Every week, I shine the spotlight on some of the best storytelling in the business and offer my comments. “3 Great Stories of the Week” will post every Monday at 8 AM.
Putin led a complex cyberattack scheme to aid Trump, report finds (1/6/17, New York Times): I often feel like we’re losing our appreciation for thorough, straightforward reporting that provides both the news of the day and the appropriate context.
Here is an example of how that can look.
Michael Shear and David Sanger put forth this front-page piece for the New York Times, giving the latest findings from US intelligence officials regarding Russian hacking efforts during the 2016 Presidential election. They provide a link to the public report, which itself is a worthy read. But they show, through their work, many of the hallmarks of a strong reporting foundation. They also present their findings in a digestible way.
Why new journalism grads are optimistic about 2017 (1/3/17, Poynter): Speaking of research and thoroughness, Poynter’s Al Tompkins goes about this article in an interesting manner.
He sets out to get a sense of how the current wave of college journalists feels about its profession, so he reaches out to trusted professors to find a collection of their best students. He then asks those students a series of basic but thought-provoking questions about their views on the business.
And he gets some heartening answers.
I enjoyed this survey — and Poynter’s presentation of its results. I especially appreciated the idealism and optimism of the young journalists. Few of us get into this industry for the money or standard of living; most of us get into it to tell stories and make a difference. Kudos to these students for possessing that passion and wanting to use it to learn how to be a journalist.

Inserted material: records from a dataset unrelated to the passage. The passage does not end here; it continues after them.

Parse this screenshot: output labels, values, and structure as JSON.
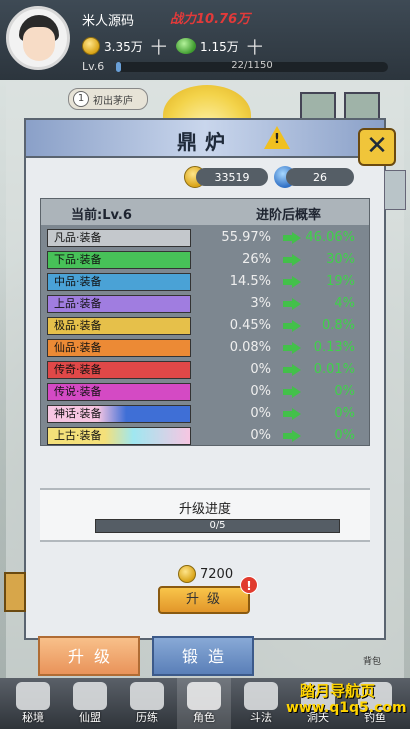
{
  "player": {
    "name": "米人源码",
    "power": "战力10.76万",
    "gold": "3.35万",
    "jade": "1.15万",
    "plus": "十",
    "level": "Lv.6",
    "exp": "22/1150",
    "exp_ratio": 0.019
  },
  "scene": {
    "chushou_num": "1",
    "chushou_label": "初出茅庐",
    "bag_label": "背包"
  },
  "dialog": {
    "title": "鼎炉",
    "warn": "!",
    "close": "✕",
    "coins": "33519",
    "gems": "26",
    "table": {
      "col1": "当前:Lv.6",
      "col2": "进阶后概率",
      "rows": [
        {
          "name": "凡品·装备",
          "old": "55.97%",
          "new": "46.06%",
          "color": "#c4c8cc"
        },
        {
          "name": "下品·装备",
          "old": "26%",
          "new": "30%",
          "color": "#47c158"
        },
        {
          "name": "中品·装备",
          "old": "14.5%",
          "new": "19%",
          "color": "#4aa2d6"
        },
        {
          "name": "上品·装备",
          "old": "3%",
          "new": "4%",
          "color": "#a07de0"
        },
        {
          "name": "极品·装备",
          "old": "0.45%",
          "new": "0.8%",
          "color": "#e6c04a"
        },
        {
          "name": "仙品·装备",
          "old": "0.08%",
          "new": "0.13%",
          "color": "#ec8a35"
        },
        {
          "name": "传奇·装备",
          "old": "0%",
          "new": "0.01%",
          "color": "#e04848"
        },
        {
          "name": "传说·装备",
          "old": "0%",
          "new": "0%",
          "color": "#d44ac4"
        },
        {
          "name": "神话·装备",
          "old": "0%",
          "new": "0%",
          "color": "#3f6fd6"
        },
        {
          "name": "上古·装备",
          "old": "0%",
          "new": "0%",
          "color": "#f7c6e2"
        }
      ]
    },
    "progress_title": "升级进度",
    "progress_text": "0/5",
    "cost": "7200",
    "upgrade_btn": "升级",
    "red_badge": "!"
  },
  "tabs": {
    "upgrade": "升级",
    "forge": "锻造"
  },
  "nav": [
    {
      "label": "秘境"
    },
    {
      "label": "仙盟"
    },
    {
      "label": "历练"
    },
    {
      "label": "角色"
    },
    {
      "label": "斗法"
    },
    {
      "label": "洞天"
    },
    {
      "label": "钓鱼"
    }
  ],
  "watermark": {
    "line1": "踏月导航页",
    "line2": "www.q1q5.com"
  }
}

Why you should watch the World Darts Championship final — even if you don’t like darts (1/2/17, New Statesman): I present to you a three-step challenge.
1) Click on the link to this article.
2) Scroll down to the video of the record-setting performance of darts player Michael Van Gerwen, and click the Play button.
3) Try not to get hooked.
I had not given darts a second thought — check that, a first thought — until I came upon this piece in the New Statesman. Writer Daniel Harris approaches his subject with such color and confidence, describing the sport (?) of darts in a way that makes you wonder what you’ve been missing.
In my case, I clicked on the video and found out … and was entirely entertained.
I may never give darts a second look, but I enjoyed this first one. That’s a testament to Harris’ work.
Have a suggestion for “3 Great Stories of the Week”? E-mail me at firstname.lastname@example.org.